Corewell Health is the new name for Beaumont.

Where is the Ministrelli Women's Heart Center located?

The Ministrelli Women's Heart Center is located in Corewell Health William Beaumont University Hospital in the Beaumont Heart Center near the east entrance. Patients should register at the east registration desk. The Ministrelli Heart Center is located at 6900 Orchard Lake Rd. (Suite 106) in West Bloomfield.

Where should I park?

On the Royal Oak campus, we recommend parking near and entering through the east entrance.

What do I do once I receive the results?

When you receive the results of your heart risk assessment, you will also receive recommendations for your heart health based on your answers.

What can I expect on my first visit?

On your first visit to the Ministrelli Women's Heart Center, you can expect a complete cardiac evaluation as well as possible lab work such as blood tests, a stress test or cardiac imaging as necessary.

How long will my first appointment take?

Because we do a comprehensive exam, you should plan on at least one to two hours.

Do I need a referral from my primary care physician to get an appointment at the Women's Heart Center?

A referral is necessary only if your insurance requires it.

What should I wear/not wear to a stress test?

For a stress test, wear comfortable clothing for walking on a treadmill and flat-soled shoes, such as athletic shoes.

Can women of all ages come to the heart center, or is it strictly for women at high risk?

The Ministrelli Women's Heart Center is a primary screening program and welcomes all women over age 18. We are here for any woman who has risk factors for heart disease, existing heart problems or symptoms that she wishes to be evaluated.

Are women at higher risk for heart disease than men?

Heart disease is the leading cause of death in women and men.
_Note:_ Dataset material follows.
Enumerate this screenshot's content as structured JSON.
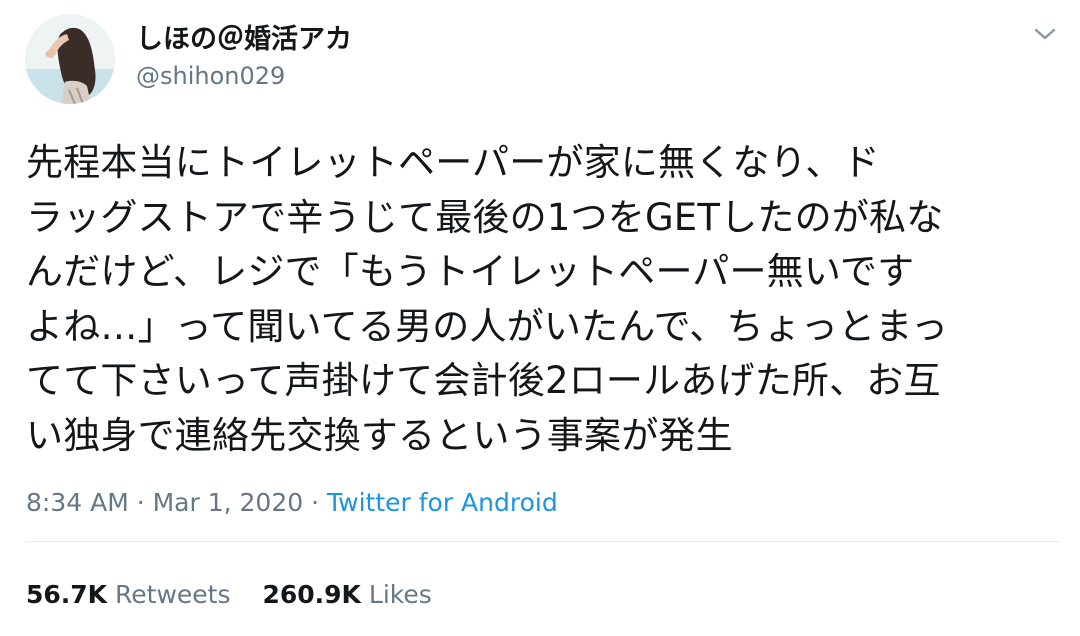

In recent years, incidents of heart disease in men have gone down, while in women, incidents have gone up.

When should I become concerned about heart disease?

Screening for cholesterol and other cardiac risk factors should begin in early adolescence, and evaluated periodically since factors change as we age.

My mother had a heart attack. Does that mean I will, too?

With heart disease, family history plays a role. If your mother had a heart attack before she was 65, you are at an increased risk and should be screened for heart disease regularly.